On the other side of the building, from inside my room, two windows opened to a main street below. One window was wedged into the corner of the bathroom, and the other was cut asymmetrically on the right side of the bedroom wall. As is typical in many regions in Italy, large shutters, not drapes, were the preferred window dressing. These were made of heavy wooden planks, and manipulated by cranks on the windowsill; turn one handle, and the shutter slats tilted up or down for privacy; turn the other handle, and the panels folded open so that I could look out across the street. Directly across was a multi-level office building or school building, displaying a grid of glass panes that allowed me to look through and observe the rows of tables and chairs inside. Posters, rolled into tubes, leaned against the walls, and on one level, stickers and decals dotted the glass like decorations in an elementary school classroom. I could imagine people clustered around a table discussing a project, or a roomful of children fidgeting during a presentation, but no matter what day of the week or time of the day, I never did see anyone inside. Below, cars and scooters buzzed alongside a loose stream of pedestrians, indifferent to the lack of occupants in the building. Occasionally, the mechanical sing-song of a siren or the smoke-clogged growl of a motorbike would echo down the block. In the evenings, the chatter and laughter of restaurant patrons dining al fresco would rise beneath the moon, animated by bellies filled with good food and the heady effects of alcohol.
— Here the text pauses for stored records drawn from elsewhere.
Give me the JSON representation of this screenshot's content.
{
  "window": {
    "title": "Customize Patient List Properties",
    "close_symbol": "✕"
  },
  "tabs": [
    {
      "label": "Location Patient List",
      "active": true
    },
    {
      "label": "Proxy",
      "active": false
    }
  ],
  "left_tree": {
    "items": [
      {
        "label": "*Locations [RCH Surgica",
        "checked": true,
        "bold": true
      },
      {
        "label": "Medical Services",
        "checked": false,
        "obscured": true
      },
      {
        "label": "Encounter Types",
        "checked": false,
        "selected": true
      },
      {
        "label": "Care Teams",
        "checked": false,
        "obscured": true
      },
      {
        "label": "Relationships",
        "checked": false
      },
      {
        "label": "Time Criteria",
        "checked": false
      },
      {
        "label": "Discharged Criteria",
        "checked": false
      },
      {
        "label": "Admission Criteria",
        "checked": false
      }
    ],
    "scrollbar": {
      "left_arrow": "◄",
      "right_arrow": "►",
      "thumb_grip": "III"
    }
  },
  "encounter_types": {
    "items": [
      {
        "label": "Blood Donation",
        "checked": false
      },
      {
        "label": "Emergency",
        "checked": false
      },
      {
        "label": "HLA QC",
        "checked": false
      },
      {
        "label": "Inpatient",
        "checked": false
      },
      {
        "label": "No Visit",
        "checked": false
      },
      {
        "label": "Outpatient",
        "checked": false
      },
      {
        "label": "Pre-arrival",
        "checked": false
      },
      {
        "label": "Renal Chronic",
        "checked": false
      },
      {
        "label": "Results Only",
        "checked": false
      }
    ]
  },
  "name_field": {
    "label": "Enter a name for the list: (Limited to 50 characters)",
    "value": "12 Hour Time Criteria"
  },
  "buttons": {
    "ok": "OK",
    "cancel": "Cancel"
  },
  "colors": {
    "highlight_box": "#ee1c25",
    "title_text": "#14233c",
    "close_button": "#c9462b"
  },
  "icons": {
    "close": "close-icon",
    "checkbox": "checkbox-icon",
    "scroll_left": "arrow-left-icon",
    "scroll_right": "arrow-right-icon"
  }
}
The morning was still early when our overnight train pulled into Shanghai. I was a teenager at the tail end of high school, part of an unruly, 300-student gaggle that had flown to China for a series of marching band performances. The occasion was a product of once-in-a-lifetime luck and rare opportunity, and for some of us, the first time we had ever been overseas. We were herded by a battalion of alert, wary chaperones. They nudged us through stand-still foot traffic at tourist hot spots, fielded us across busy intersections across major roads, and ushered us in and out of buses, all without losing a single errant soul. On this particular morning, we were whisked to breakfast, then to the hotel, and with surprising agility and efficiency, we received our room assignments and were pointed to the elevators.

The hotel was a modern high-rise, the kind one can imagine along the affluent skyline of the Bund. Perhaps because of the building’s height, and the propensity for tall rectangular structures to create wind tunnels, the architects had joined the three faces of the hotel’s exterior into a triangle. This resulted in the hallways joining each other at disorienting sixty degree angles. At the end of each hall was a tall window, and I peered out to find myself a few floors above ground level.

The sight was not a romantic panorama of the skyline, or an enchanting view of a neoclassical façade, but rather a knot of roads and cars and buses, heading off in all different directions on underpasses and overpasses that were supported by columns clad in cement. The roads wove above and beneath one another, slipping between buildings and winding past billboards and signs that displayed Chinese characters of immense size. During the day time, the signs were dull in the haze and the cloudy monsoon skies, but at night, their multicolored lights would blink, pulse, and glow. The sound of automobile motors and honking horns would have been cacophonous, except that I was standing behind a thick pane of glass that muffled even the loudest of noises and immediately transformed them into a background hum. From where I was, I couldn’t find anyone walking. It was as if the whole city was packed into a parade of cars. No matter the time of the day or night, the activity outside never seemed to pause. I imagined the passengers inside, commuting to a meeting at the office, or heading to a dinner party, or returning home with a trunk full of groceries. Where were they going? Who were they with? But no cars ever stopped, and there was no one to ask, so I never did find out.

Leave a Reply

Your email address will not be published. Required fields are marked *